I spent many hours communicating with Stephanie, my editor, about plot, characters, grammar, and a million other things. During one conversation toward the end of the writing and editing process, I posed the question whether she thought that a guy could be taken seriously, writing a story about lesbian characters. Stephanie thought for a minute and replied that the story was really Annie’s story, and Annie was not a lesbian. Annie was heterosexual and during the course of her summer was experiencing some new feelings and attractions. I thought that was an insightful answer. I had heard a program on National Public Radio around that time that talked about the concept of “sexual fluidity”. The idea was that there is a range of feelings that people experience that may change over time, related to sexual attractions to either sex. These were common feelings, especially for women. The discussion on NPR was consistent with Annie’s journey.

So far Painted Wings has received a handful of reviews on and three reviews from a literary website called Readers’ Favorite. None of the reviewers have mentioned anything about sexual orientation or lesbian erotica. They describe the novel as being about dealing with loss, starting over, exploring diversity and challenges relating to our prejudices. They also talk about the positive way that the story reminds us of the wonderful things that are there for us all, if we open ourselves to new experiences. I told Rachel, “They get it!”.

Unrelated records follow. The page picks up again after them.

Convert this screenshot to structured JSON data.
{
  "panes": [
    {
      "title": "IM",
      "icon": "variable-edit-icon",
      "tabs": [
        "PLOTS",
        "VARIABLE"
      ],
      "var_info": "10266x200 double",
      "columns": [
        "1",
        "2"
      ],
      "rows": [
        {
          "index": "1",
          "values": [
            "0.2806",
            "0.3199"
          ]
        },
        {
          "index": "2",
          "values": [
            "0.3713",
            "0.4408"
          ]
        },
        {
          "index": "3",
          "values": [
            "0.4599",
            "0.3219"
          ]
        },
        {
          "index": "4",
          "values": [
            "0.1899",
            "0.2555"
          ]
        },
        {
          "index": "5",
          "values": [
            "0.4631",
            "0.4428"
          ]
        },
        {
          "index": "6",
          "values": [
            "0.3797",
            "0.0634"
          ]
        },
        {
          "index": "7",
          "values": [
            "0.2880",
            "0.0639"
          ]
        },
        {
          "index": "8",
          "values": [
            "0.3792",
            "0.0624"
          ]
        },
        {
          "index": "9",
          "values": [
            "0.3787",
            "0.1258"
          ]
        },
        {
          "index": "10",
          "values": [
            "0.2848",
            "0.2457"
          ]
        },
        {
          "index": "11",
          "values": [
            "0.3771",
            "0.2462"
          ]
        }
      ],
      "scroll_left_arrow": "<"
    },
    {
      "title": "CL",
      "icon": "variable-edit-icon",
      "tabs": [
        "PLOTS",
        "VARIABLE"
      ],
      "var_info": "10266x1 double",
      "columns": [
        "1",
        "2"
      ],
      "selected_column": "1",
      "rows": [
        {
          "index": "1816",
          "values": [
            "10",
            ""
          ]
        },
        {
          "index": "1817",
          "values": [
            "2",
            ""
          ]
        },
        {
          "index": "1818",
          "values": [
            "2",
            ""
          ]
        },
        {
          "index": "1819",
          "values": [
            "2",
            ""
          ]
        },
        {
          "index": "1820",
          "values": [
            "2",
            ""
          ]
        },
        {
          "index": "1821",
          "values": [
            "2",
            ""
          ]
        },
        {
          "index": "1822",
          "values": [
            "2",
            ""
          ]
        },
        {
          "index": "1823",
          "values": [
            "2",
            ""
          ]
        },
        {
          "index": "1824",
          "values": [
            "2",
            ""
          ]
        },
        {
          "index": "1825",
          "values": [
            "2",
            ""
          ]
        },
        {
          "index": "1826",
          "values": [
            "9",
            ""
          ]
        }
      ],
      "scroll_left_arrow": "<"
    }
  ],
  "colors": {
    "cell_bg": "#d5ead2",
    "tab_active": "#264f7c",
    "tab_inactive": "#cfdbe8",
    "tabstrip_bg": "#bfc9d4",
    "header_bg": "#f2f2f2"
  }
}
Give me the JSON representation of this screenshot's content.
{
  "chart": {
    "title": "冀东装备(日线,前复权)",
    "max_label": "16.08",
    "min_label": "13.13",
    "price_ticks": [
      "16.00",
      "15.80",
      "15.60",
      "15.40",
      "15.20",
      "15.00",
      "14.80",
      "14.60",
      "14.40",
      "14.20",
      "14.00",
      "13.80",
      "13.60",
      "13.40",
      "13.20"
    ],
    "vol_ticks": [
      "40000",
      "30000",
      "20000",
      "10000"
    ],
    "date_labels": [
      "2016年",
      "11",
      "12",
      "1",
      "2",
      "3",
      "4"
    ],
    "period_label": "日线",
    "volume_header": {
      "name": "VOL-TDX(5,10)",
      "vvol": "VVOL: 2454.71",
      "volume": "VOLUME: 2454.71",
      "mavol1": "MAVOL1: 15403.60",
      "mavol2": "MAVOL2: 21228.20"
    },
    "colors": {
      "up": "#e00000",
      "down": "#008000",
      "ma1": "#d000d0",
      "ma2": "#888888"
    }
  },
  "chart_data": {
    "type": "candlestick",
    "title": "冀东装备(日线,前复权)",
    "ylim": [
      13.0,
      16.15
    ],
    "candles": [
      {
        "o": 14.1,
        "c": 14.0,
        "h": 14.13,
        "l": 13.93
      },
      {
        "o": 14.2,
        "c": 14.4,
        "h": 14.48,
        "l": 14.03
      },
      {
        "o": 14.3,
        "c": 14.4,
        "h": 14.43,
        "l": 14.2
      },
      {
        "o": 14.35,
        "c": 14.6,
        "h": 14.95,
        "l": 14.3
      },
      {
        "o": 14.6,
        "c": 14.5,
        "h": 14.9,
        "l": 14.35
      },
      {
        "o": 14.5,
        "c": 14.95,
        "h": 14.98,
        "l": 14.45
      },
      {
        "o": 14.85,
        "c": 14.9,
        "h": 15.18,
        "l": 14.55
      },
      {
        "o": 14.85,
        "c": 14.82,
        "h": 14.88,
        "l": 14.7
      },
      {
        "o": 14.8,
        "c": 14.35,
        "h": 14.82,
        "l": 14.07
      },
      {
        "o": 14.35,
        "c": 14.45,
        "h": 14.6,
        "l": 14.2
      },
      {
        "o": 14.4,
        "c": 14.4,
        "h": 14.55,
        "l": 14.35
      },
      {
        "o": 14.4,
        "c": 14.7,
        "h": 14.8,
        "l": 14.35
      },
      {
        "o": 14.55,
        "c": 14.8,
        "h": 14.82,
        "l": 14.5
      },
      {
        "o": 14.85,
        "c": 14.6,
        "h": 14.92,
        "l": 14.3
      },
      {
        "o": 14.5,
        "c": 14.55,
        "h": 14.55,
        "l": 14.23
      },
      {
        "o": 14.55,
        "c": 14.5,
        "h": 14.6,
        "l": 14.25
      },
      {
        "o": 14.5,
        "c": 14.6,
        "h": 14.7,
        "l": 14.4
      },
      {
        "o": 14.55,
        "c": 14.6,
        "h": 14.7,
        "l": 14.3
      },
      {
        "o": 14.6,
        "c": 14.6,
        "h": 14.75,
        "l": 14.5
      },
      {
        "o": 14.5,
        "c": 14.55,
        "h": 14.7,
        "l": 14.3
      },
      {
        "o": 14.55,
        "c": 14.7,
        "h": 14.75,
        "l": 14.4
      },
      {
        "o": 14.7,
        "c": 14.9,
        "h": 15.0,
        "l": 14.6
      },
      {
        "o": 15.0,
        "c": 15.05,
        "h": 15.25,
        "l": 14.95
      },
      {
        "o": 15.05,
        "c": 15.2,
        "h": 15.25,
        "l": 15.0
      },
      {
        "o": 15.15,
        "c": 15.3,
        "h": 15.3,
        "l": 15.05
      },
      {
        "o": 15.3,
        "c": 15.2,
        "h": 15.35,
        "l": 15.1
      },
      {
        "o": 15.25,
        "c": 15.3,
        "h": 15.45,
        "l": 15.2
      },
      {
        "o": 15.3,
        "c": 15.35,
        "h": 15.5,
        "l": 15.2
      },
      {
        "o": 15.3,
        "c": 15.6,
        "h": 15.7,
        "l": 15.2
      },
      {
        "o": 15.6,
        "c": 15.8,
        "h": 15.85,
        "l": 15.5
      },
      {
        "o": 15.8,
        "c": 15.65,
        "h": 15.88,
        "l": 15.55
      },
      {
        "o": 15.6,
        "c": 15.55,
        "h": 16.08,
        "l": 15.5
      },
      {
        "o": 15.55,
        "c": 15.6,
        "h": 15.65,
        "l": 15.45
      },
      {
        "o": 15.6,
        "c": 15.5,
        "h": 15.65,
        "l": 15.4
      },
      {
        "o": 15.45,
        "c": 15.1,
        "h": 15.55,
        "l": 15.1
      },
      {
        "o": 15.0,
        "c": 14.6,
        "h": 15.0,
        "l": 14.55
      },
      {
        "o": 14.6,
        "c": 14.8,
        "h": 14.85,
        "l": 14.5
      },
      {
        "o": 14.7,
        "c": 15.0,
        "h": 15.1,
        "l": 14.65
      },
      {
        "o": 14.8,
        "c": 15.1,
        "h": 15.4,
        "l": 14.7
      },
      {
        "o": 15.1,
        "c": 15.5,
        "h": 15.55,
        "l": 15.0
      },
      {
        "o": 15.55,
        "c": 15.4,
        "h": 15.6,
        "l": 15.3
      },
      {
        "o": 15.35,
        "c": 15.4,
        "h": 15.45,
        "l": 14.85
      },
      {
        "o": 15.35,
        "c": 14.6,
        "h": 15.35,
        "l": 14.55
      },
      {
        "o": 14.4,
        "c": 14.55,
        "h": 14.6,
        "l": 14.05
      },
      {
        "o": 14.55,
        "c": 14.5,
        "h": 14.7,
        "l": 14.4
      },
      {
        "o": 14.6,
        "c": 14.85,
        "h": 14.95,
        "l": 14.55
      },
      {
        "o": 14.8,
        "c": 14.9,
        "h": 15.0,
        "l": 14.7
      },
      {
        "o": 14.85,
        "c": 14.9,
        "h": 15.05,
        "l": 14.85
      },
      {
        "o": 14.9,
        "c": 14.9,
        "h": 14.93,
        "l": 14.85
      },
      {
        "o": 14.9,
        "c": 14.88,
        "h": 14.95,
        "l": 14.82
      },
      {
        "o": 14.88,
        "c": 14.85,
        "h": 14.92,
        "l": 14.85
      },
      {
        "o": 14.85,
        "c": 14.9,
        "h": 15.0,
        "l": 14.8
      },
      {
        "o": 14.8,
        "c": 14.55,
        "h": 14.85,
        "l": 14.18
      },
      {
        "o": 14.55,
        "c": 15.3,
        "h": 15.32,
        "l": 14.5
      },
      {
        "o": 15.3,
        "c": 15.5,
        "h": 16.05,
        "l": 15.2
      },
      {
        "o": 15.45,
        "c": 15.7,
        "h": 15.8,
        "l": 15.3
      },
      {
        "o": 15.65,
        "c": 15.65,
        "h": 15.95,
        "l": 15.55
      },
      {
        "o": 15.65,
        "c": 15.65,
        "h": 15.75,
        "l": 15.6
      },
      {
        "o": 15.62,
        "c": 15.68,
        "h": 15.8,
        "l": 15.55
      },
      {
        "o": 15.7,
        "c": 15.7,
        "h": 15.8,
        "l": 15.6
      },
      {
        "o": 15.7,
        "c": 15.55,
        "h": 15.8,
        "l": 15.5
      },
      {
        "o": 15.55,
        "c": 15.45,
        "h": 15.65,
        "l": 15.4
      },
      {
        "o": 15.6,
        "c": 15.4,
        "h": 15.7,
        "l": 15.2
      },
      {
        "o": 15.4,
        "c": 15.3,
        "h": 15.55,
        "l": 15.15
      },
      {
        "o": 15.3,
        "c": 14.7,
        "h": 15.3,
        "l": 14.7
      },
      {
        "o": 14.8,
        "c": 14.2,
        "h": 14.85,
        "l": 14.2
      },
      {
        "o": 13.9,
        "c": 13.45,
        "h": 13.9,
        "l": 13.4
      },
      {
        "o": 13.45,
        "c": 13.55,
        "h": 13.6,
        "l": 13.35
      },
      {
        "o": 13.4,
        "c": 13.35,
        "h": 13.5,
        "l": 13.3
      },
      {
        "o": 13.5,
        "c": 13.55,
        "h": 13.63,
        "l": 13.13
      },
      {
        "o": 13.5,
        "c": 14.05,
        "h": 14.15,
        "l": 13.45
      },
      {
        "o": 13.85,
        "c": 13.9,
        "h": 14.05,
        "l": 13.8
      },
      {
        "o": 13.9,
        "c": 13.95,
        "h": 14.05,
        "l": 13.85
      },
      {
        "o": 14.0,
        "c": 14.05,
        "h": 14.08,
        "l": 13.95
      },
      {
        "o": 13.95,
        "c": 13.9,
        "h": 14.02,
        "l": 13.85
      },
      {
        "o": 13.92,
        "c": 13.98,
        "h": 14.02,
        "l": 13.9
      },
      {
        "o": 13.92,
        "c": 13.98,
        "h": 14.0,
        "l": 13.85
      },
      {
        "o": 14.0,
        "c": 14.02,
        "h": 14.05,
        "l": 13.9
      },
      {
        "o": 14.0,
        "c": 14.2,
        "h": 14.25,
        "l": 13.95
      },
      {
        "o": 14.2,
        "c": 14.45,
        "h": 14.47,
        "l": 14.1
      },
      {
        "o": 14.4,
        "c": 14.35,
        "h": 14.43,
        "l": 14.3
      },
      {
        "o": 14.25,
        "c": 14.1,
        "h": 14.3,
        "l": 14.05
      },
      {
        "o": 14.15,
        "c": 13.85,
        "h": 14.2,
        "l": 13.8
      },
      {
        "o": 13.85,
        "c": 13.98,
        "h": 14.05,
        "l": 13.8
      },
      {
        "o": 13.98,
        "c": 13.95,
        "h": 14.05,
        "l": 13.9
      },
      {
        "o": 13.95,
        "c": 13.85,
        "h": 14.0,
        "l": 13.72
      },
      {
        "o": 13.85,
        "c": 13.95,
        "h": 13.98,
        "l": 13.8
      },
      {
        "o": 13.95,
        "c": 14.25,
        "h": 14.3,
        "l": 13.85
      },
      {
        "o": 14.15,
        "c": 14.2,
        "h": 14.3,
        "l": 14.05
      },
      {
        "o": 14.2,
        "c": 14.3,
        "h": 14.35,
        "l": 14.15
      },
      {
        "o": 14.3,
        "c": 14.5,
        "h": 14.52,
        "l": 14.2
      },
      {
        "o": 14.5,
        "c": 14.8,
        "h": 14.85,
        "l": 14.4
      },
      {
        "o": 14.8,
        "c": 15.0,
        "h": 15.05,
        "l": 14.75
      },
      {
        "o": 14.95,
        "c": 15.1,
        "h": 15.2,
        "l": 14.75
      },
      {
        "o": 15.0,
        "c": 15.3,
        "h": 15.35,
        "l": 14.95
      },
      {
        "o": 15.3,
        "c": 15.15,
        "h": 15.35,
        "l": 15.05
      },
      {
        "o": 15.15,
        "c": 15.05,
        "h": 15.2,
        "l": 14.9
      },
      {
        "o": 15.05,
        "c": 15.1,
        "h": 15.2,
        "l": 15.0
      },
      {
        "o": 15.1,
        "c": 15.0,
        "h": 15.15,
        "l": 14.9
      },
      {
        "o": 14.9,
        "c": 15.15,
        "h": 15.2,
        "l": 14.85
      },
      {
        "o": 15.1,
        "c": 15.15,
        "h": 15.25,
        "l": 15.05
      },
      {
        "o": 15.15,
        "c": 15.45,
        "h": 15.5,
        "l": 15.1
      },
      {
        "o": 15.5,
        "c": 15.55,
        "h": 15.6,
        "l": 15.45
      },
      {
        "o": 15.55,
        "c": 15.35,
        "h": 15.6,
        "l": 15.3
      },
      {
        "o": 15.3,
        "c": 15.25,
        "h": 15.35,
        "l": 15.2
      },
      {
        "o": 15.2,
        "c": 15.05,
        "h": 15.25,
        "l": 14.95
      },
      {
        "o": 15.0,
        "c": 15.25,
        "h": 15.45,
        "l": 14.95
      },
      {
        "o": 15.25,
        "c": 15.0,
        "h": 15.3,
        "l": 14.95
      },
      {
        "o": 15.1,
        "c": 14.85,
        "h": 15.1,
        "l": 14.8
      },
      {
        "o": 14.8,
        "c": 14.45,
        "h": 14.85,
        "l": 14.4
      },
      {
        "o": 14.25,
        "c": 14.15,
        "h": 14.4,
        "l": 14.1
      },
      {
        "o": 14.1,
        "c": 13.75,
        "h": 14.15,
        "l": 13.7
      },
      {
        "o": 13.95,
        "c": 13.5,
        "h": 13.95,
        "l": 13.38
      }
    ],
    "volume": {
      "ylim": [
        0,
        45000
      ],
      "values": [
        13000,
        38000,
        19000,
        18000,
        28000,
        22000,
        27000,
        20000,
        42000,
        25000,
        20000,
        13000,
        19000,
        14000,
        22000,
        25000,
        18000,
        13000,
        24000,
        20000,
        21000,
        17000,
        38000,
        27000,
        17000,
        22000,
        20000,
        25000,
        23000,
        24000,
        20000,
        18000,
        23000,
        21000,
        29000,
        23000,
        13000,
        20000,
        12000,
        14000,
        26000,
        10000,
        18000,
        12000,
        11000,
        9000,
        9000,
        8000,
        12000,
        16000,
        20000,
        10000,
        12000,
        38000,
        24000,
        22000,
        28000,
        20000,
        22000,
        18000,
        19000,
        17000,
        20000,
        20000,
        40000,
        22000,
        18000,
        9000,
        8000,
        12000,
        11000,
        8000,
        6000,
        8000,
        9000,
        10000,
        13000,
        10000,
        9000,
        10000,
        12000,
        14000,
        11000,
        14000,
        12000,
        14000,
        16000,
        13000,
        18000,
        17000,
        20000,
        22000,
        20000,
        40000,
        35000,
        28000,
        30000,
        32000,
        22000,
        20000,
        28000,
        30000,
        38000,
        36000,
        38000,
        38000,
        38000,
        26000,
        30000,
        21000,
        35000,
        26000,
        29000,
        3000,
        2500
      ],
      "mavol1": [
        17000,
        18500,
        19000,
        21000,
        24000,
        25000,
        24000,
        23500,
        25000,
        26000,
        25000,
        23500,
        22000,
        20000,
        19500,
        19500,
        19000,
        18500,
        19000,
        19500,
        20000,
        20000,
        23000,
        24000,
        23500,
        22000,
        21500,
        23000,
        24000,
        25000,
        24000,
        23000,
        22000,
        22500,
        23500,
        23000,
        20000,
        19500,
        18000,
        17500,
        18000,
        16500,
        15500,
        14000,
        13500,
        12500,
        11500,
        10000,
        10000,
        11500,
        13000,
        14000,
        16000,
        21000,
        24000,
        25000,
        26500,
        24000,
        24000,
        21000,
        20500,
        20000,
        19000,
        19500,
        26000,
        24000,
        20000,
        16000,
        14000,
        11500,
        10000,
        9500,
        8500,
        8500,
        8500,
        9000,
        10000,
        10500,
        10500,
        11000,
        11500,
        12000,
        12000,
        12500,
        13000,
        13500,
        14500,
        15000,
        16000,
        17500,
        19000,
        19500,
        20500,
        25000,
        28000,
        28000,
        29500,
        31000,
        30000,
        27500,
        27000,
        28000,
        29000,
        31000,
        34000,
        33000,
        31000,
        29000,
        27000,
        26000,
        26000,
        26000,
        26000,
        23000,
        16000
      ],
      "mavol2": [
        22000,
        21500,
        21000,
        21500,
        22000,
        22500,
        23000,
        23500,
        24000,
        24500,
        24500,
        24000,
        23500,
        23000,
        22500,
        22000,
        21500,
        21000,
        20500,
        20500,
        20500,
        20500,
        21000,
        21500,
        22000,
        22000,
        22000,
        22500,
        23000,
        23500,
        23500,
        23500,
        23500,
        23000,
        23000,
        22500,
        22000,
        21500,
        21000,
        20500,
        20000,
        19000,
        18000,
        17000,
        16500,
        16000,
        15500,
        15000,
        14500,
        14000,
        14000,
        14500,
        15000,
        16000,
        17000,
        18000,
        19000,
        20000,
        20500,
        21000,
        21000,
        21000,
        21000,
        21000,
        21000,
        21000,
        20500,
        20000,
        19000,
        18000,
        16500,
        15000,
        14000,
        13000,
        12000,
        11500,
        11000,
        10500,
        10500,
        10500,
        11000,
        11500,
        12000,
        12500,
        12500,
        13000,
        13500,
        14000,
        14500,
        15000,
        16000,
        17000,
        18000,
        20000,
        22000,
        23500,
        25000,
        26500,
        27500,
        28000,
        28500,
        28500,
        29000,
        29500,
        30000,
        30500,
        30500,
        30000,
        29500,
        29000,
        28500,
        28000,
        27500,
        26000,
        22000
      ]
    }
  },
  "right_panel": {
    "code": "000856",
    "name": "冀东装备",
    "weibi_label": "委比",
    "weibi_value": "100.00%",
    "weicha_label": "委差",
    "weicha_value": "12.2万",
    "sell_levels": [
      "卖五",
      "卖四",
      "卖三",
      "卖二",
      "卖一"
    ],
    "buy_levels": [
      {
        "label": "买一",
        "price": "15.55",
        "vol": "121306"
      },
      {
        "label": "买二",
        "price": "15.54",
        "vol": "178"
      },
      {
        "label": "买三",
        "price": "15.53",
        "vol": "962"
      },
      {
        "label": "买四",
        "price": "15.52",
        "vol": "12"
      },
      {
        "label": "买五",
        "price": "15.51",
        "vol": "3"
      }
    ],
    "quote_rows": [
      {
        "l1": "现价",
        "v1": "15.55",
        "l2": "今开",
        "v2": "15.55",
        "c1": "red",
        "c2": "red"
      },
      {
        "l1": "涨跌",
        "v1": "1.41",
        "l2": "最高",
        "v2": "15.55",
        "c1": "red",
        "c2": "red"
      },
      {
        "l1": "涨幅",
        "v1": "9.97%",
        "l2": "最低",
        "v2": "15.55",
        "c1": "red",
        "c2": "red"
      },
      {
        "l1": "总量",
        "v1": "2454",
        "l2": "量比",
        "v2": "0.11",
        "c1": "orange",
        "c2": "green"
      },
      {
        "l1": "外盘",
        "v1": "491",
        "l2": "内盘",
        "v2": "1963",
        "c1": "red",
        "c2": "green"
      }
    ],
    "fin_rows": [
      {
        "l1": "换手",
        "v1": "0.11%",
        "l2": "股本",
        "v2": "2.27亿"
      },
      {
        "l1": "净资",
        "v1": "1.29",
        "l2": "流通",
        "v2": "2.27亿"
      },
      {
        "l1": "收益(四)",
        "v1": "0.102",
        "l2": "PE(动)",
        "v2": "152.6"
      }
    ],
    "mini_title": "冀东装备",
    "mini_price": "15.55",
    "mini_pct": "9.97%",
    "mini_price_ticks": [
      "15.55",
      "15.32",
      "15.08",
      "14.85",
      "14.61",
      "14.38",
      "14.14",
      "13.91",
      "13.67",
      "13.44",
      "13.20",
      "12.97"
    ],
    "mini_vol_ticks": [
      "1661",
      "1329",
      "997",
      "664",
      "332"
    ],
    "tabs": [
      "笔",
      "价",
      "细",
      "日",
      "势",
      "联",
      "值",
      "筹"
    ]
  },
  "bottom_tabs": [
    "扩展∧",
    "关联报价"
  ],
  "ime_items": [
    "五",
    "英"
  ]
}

Last year I created a publishing company, Cedar Lake Publishing. Self-published authors are encouraged to do that. The tag-line that is printed under the company name says, “Celebrating diversity, one book at a time”. That is what Painted Wings is intended to be, a celebration of diversity. I haven’t decided on the story for my next book yet, but I bet it will explore another aspect of the beauty that can be found in our differences! I’ll keep you posted.